London Clock Tower

Nothing special, just what I thought was a nice snap:

But if you are technically oriented, it does raise a good question: are the hands on the different faces mechanically or otherwise synchronized to each other?  In a normal mechanical clock, normally the mechanism keeps the hands turning – but the hands themselves can be slipped freely, for manual adjustment. But how is this handled on the London Clock Tower?

And that raises a very interesting point that a lot of people don’t know about: the topic of slips and fits. Have you ever noticed how some parts turn very freely, such as a bicycle wheel – whereas other parts turn with stiffer resistance, such as the hands of a clock.
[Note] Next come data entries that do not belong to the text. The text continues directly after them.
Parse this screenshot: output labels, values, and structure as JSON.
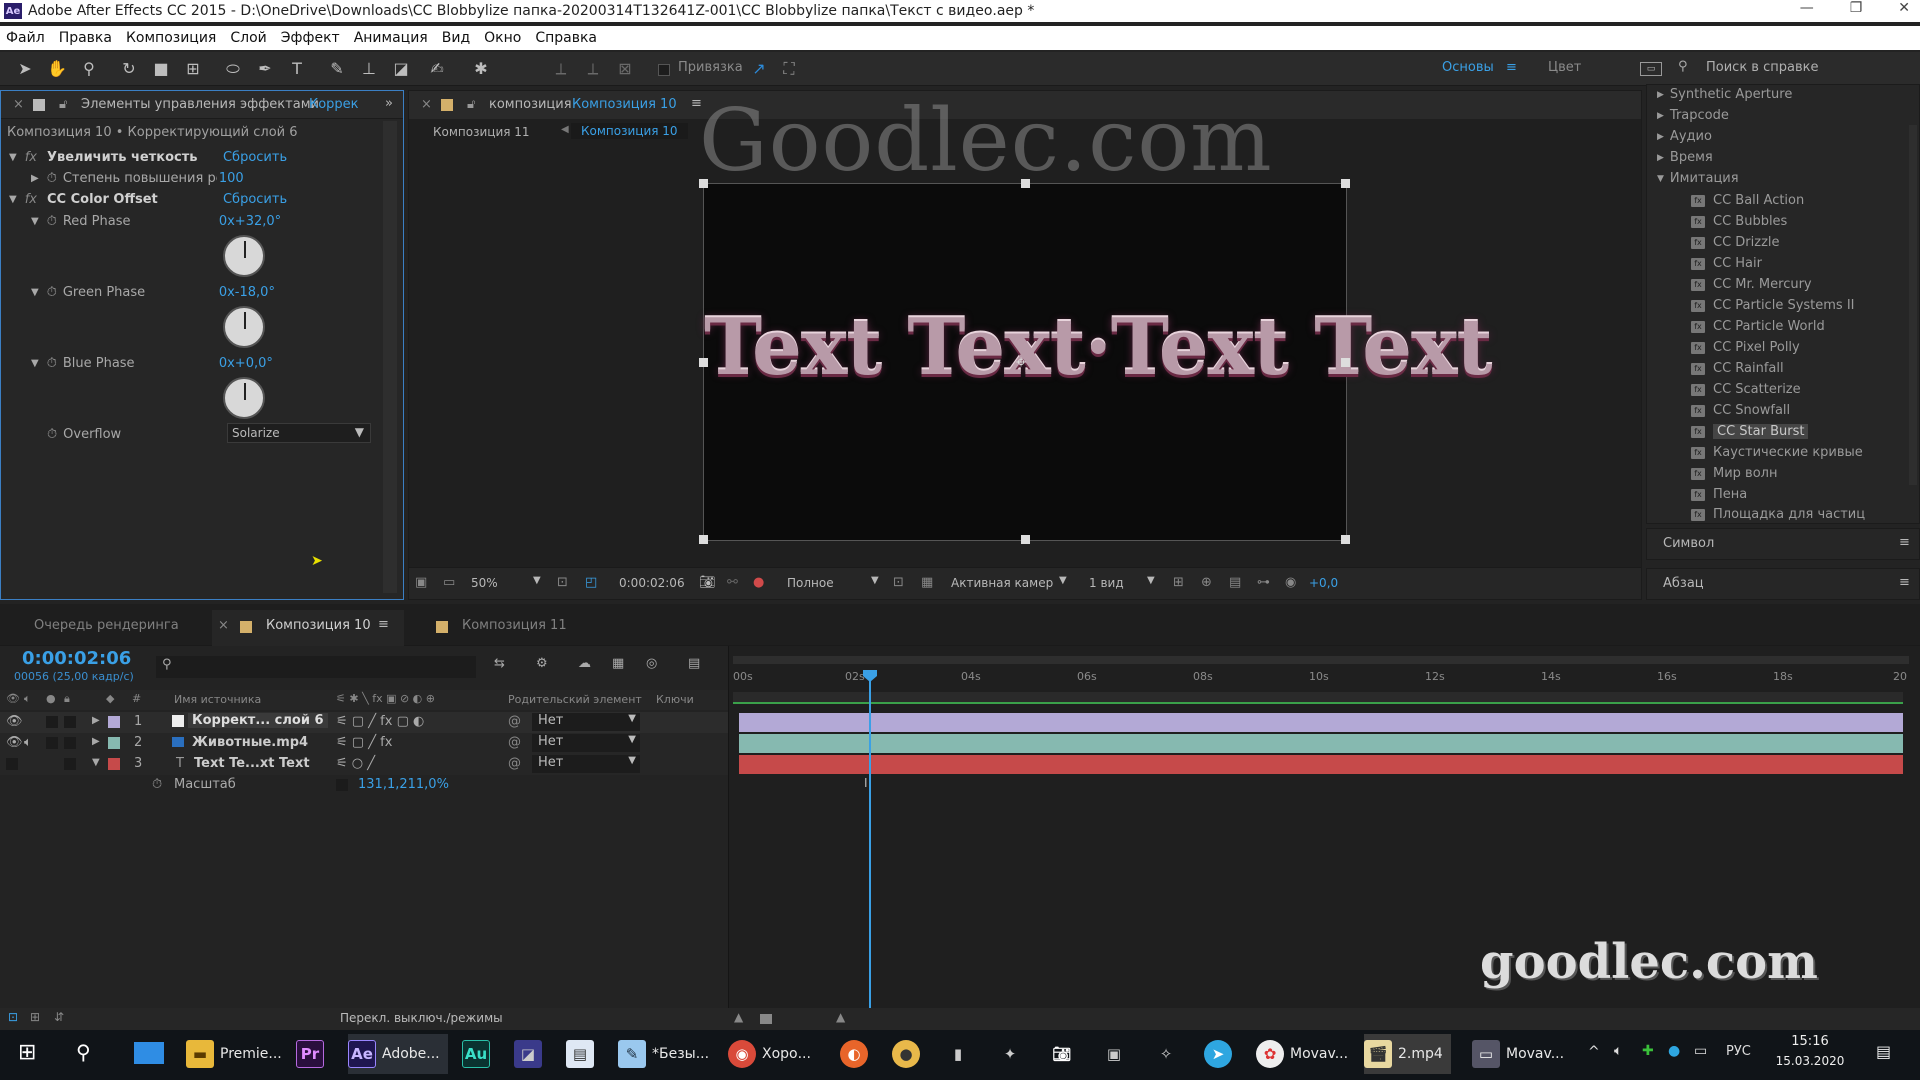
{
  "window": {
    "title": "Adobe After Effects CC 2015 - D:\\OneDrive\\Downloads\\CC Blobbylize папка-20200314T132641Z-001\\CC Blobbylize папка\\Текст с видео.aep *",
    "app_badge": "Ae"
  },
  "menu": [
    "Файл",
    "Правка",
    "Композиция",
    "Слой",
    "Эффект",
    "Анимация",
    "Вид",
    "Окно",
    "Справка"
  ],
  "toolbar": {
    "snap_label": "Привязка",
    "workspace_primary": "Основы",
    "workspace_secondary": "Цвет",
    "help_placeholder": "Поиск в справке"
  },
  "effect_controls": {
    "tab_label": "Элементы управления эффектами",
    "tab_target": "Коррек",
    "header": "Композиция 10 • Корректирующий слой 6",
    "effects": [
      {
        "name": "Увеличить четкость",
        "reset": "Сбросить",
        "param_label": "Степень повышения ре",
        "param_value": "100"
      },
      {
        "name": "CC Color Offset",
        "reset": "Сбросить"
      }
    ],
    "red_phase": {
      "label": "Red Phase",
      "value": "0x+32,0°"
    },
    "green_phase": {
      "label": "Green Phase",
      "value": "0x-18,0°"
    },
    "blue_phase": {
      "label": "Blue Phase",
      "value": "0x+0,0°"
    },
    "overflow": {
      "label": "Overflow",
      "value": "Solarize"
    }
  },
  "composition": {
    "tab_prefix": "композиция",
    "tab_name": "Композиция 10",
    "breadcrumb_1": "Композиция 11",
    "breadcrumb_2": "Композиция 10",
    "canvas_text": "Text Text·Text Text",
    "watermark_top": "Goodlec.com",
    "footer": {
      "zoom": "50%",
      "timecode": "0:00:02:06",
      "resolution": "Полное",
      "camera": "Активная камер",
      "views": "1 вид",
      "exposure": "+0,0"
    }
  },
  "effects_presets": {
    "top_items": [
      "Synthetic Aperture",
      "Trapcode",
      "Аудио",
      "Время",
      "Имитация"
    ],
    "sub_items": [
      "CC Ball Action",
      "CC Bubbles",
      "CC Drizzle",
      "CC Hair",
      "CC Mr. Mercury",
      "CC Particle Systems II",
      "CC Particle World",
      "CC Pixel Polly",
      "CC Rainfall",
      "CC Scatterize",
      "CC Snowfall",
      "CC Star Burst",
      "Каустические кривые",
      "Мир волн",
      "Пена",
      "Площадка для частиц"
    ],
    "selected": "CC Star Burst",
    "panel_symbol": "Символ",
    "panel_paragraph": "Абзац"
  },
  "timeline": {
    "tabs": [
      "Очередь рендеринга",
      "Композиция 10",
      "Композиция 11"
    ],
    "timecode": "0:00:02:06",
    "frame_info": "00056 (25,00 кадр/с)",
    "col_source": "Имя источника",
    "col_parent": "Родительский элемент",
    "col_keys": "Ключи",
    "ruler": [
      "00s",
      "02s",
      "04s",
      "06s",
      "08s",
      "10s",
      "12s",
      "14s",
      "16s",
      "18s",
      "20"
    ],
    "layers": [
      {
        "num": "1",
        "name": "Коррект... слой 6",
        "parent": "Нет",
        "color": "#b3a9d6"
      },
      {
        "num": "2",
        "name": "Животные.mp4",
        "parent": "Нет",
        "color": "#86b9b0"
      },
      {
        "num": "3",
        "name": "Text Te...xt Text",
        "parent": "Нет",
        "color": "#c64a4a"
      }
    ],
    "scale_label": "Масштаб",
    "scale_value": "131,1,211,0%",
    "footer_toggle": "Перекл. выключ./режимы",
    "watermark_bottom": "goodlec.com"
  },
  "taskbar": {
    "items": [
      "Premie...",
      "Adobe...",
      "*Безы...",
      "Хоро...",
      "Movav...",
      "2.mp4",
      "Movav..."
    ],
    "lang": "РУС",
    "time": "15:16",
    "date": "15.03.2020"
  }
}
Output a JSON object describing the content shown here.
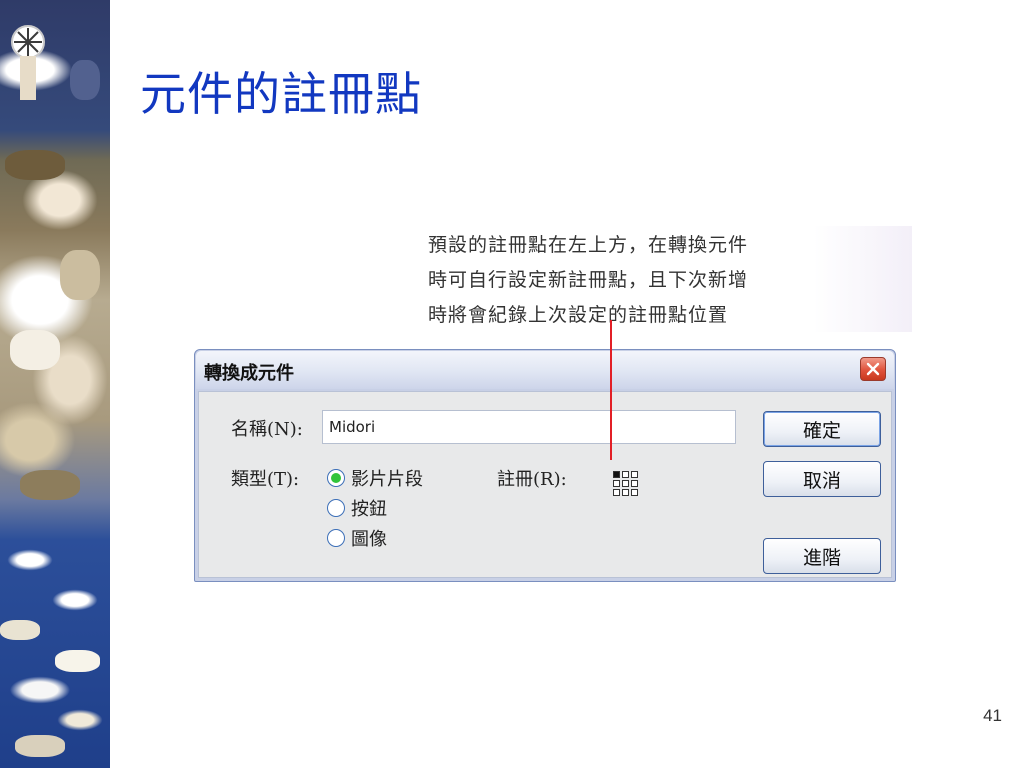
{
  "slide": {
    "title": "元件的註冊點",
    "page_number": "41"
  },
  "annotation": {
    "lines": [
      "預設的註冊點在左上方，在轉換元件",
      "時可自行設定新註冊點，且下次新增",
      "時將會紀錄上次設定的註冊點位置"
    ]
  },
  "dialog": {
    "title": "轉換成元件",
    "name_label": "名稱(N):",
    "name_value": "Midori",
    "type_label": "類型(T):",
    "type_options": [
      {
        "label": "影片片段",
        "selected": true
      },
      {
        "label": "按鈕",
        "selected": false
      },
      {
        "label": "圖像",
        "selected": false
      }
    ],
    "registration_label": "註冊(R):",
    "registration_selected": "top-left",
    "ok_label": "確定",
    "cancel_label": "取消",
    "advanced_label": "進階",
    "close_icon": "close-icon"
  },
  "colors": {
    "title": "#1238c0",
    "pointer_line": "#e21f26",
    "radio_checked": "#31c43a",
    "close_button": "#e0533c"
  }
}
Probably everyone knows that machinists work in machine shops, and they use blueprints and precision machines like lathes and CNC machines to fabricate highly precise metal parts. But very few people know there is a sub-branch of precision machining known as slips and fits – it is all about how to specify (with an international specification, no less!) and with extreme, mega-tolerance how two parts should behave when they are in mechanical contact with each other.